The kit instructions are very complete and include a detailed sprue diagram, excellent assembly drawings, and drawings of four different versions, plus a stencil location diagram. The stencil diagram was especially useful, as we are finding out that RAF aircraft have equally as many maintenance markings as Luftwaffe types, and these are in English so we can tell what they are. There were a couple of decals not mentioned on the instructions, but most will be used.
Although the moldings of this kit are good, I found some problems in the wing-to-fuselage fit, which required some filler and trimming to get it right. It’s not an insurmountable problem for an experienced modeler, but for the novice it could prove frustrating. The tailplanes are tab-fitted into the rear fuselage, and are easy to align once the wings are attached to the fuselage.

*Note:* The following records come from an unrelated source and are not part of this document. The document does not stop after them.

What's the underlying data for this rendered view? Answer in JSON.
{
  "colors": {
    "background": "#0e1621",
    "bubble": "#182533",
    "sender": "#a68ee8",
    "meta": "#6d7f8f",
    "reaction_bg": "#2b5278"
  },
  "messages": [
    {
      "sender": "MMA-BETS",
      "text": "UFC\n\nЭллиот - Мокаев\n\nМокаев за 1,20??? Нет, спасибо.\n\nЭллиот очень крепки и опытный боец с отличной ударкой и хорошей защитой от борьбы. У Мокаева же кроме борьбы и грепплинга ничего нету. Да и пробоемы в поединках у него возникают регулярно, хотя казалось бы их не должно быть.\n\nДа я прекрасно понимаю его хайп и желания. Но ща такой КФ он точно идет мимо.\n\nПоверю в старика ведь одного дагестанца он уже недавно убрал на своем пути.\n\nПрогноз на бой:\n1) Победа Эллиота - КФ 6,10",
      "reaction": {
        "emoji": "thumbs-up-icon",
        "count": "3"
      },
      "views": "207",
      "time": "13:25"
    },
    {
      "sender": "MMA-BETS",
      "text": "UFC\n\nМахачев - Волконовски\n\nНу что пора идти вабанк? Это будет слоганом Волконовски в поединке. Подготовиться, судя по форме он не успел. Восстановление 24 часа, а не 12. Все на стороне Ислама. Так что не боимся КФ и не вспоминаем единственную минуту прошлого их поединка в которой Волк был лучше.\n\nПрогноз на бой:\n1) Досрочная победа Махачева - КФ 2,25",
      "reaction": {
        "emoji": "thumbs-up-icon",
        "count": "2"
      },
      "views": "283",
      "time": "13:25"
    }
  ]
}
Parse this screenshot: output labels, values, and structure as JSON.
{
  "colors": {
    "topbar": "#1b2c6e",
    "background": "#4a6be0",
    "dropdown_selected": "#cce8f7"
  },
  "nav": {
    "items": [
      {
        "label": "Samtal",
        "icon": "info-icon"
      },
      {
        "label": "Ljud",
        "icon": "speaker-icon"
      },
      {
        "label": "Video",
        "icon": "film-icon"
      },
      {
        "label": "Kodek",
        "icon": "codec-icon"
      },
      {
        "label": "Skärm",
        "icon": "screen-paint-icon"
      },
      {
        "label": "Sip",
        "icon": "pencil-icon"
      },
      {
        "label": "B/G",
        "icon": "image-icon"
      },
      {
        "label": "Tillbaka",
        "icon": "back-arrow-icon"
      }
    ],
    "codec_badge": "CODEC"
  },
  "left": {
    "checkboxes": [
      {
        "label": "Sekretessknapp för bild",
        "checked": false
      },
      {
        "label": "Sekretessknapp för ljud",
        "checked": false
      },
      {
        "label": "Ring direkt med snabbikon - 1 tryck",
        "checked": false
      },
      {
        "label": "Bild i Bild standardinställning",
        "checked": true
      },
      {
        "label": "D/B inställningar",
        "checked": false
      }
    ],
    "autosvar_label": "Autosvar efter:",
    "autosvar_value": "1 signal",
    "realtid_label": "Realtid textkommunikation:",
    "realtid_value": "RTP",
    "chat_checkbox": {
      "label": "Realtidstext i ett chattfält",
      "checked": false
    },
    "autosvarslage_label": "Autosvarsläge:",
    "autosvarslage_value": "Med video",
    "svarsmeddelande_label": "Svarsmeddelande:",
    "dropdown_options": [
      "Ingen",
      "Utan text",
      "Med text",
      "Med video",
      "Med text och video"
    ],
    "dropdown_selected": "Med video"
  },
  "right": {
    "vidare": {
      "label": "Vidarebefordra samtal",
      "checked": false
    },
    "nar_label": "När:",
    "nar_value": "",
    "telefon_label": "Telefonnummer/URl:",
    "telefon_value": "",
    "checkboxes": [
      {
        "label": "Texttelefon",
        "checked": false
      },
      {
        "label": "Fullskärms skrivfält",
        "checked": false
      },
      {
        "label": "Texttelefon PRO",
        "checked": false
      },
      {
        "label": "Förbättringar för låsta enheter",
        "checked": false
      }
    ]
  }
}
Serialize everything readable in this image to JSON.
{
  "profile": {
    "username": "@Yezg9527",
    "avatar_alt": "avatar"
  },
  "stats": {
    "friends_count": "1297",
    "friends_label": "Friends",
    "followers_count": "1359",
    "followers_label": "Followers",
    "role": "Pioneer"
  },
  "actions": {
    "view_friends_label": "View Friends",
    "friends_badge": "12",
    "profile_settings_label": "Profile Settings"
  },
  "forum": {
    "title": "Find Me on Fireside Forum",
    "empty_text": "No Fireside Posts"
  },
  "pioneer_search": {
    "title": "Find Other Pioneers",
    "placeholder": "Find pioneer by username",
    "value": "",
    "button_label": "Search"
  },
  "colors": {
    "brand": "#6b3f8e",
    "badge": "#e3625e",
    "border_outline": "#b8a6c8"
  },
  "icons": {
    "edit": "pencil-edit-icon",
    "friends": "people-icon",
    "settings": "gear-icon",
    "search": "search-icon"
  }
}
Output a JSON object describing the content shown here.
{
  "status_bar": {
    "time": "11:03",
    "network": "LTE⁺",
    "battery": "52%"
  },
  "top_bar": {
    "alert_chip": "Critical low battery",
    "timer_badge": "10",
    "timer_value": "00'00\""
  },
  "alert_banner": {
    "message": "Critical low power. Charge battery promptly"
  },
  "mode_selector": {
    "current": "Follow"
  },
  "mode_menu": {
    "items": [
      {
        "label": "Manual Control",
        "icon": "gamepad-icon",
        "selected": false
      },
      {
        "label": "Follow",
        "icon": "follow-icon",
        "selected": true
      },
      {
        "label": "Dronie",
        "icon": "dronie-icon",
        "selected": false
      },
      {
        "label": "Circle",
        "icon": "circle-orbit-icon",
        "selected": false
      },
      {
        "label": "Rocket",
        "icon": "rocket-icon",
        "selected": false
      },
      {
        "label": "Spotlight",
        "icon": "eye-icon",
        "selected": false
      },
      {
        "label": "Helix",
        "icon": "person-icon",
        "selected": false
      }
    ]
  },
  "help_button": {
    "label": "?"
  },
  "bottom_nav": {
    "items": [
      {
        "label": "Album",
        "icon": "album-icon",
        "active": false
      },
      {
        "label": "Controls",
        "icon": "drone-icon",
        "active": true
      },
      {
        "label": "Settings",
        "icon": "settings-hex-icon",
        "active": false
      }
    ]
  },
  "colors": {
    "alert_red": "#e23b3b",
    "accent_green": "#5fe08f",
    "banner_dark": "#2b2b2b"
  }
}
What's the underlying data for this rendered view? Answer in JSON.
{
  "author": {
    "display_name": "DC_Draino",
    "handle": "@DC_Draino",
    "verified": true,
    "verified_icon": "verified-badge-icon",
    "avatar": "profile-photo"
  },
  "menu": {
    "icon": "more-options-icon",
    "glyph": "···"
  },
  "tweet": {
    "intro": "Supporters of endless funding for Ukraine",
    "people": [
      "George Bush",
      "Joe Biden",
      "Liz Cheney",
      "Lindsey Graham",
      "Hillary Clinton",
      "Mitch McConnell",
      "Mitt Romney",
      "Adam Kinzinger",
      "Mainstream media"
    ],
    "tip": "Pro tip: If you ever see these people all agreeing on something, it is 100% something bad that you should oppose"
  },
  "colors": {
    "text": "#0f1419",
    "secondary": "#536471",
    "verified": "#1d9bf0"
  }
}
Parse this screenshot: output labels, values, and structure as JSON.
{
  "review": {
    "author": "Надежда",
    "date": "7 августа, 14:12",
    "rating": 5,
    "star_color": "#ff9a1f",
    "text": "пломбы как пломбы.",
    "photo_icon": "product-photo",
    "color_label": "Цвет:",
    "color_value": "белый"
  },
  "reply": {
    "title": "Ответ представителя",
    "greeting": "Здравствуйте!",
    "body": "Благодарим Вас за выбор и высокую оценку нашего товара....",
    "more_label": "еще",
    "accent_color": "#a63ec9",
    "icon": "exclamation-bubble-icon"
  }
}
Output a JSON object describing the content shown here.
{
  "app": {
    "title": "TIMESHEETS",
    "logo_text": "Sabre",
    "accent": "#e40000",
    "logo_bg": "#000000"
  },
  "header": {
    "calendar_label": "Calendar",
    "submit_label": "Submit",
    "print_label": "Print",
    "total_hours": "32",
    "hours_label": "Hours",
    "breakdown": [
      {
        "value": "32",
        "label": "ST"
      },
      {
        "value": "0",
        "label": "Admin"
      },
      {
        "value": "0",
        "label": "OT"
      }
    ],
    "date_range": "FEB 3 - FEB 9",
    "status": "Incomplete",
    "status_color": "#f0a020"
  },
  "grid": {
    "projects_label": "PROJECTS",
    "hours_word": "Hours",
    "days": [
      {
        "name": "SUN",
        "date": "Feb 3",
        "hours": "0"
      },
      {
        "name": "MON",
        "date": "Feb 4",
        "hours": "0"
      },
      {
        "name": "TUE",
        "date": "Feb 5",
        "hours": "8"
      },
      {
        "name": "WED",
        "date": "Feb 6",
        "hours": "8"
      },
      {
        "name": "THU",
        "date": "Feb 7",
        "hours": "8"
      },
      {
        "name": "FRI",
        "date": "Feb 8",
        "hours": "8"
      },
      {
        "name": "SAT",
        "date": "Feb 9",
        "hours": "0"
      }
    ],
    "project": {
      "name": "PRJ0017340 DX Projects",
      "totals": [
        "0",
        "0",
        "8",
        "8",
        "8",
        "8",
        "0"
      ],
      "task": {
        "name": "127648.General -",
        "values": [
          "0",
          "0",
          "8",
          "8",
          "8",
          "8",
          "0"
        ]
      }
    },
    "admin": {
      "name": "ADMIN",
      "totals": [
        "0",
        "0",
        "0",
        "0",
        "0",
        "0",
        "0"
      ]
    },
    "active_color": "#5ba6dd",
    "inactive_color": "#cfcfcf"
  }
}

The radiators are nicely done, and provide rear flaps that can be left opened or closed for realism. The landing gear assembly is nicely done, and the gear doors have good inside detail.
The windshield and windows go on fairly well, although the rear window is weak and broke apart when I was trying to install it. I glued it back together with no further problems. The exhaust stacks are particularly nice, and they could even be drilled out if you are particularly masochistic. The insides of the cowling receptacles for them, however, need to be enlarged slightly or they won’t fit. There is no radio mast, but a VHF whip antenna can be installed aft of the cockpit, and this is clearly shown on the drawings. There are a LOT of small detail parts on this model; I, no doubt, omitted a few.
Painting and Finishing
Paint schemes and decals are provided for four aircraft., including LA226, EB-B, of No. 41 Sqdn. RAF, Germany, 1945; LA328, RAG-J, of No. 600 (City of London) Sqdn., RAuxAF, Biggin Hill, 1946; LA195, RAV-E, of No. 615 Sqdn. (RAuxAF), Biggin Hill, 1946; and LA267, JX-L, of No. 1 Sqdn., RAF Hutton Cranswick, in 1945-1946. All have similar camouflage patterns and markings: medium sea grey underneath and ocean grey and dark green topsides. Yellow wing leading edges are common to all versions, and other markings are in sky or red. Painting is similar to most 1/72 scale models, and with masking tape, all things are possible. The decals are thin, easy to work with, and need no trimming, although care must be taken with the long walkway lines. After drying, the decals can be oversprayed with Glosscote and Dullcote, giving a very realistic finish.
I didn’t have a Spitfire of this Mark before, so this was a welcome addition to my Spitfire model collection. It is accurate, detailed, and a relatively easy model to build. Although I would recommend to novices to wait until they have more experience, it is a good kit that any modeler with some experience can build without undue effort. Have a go at this one. Recommended.
Thanks to IPMS and Special Hobby/MPM for the review sample.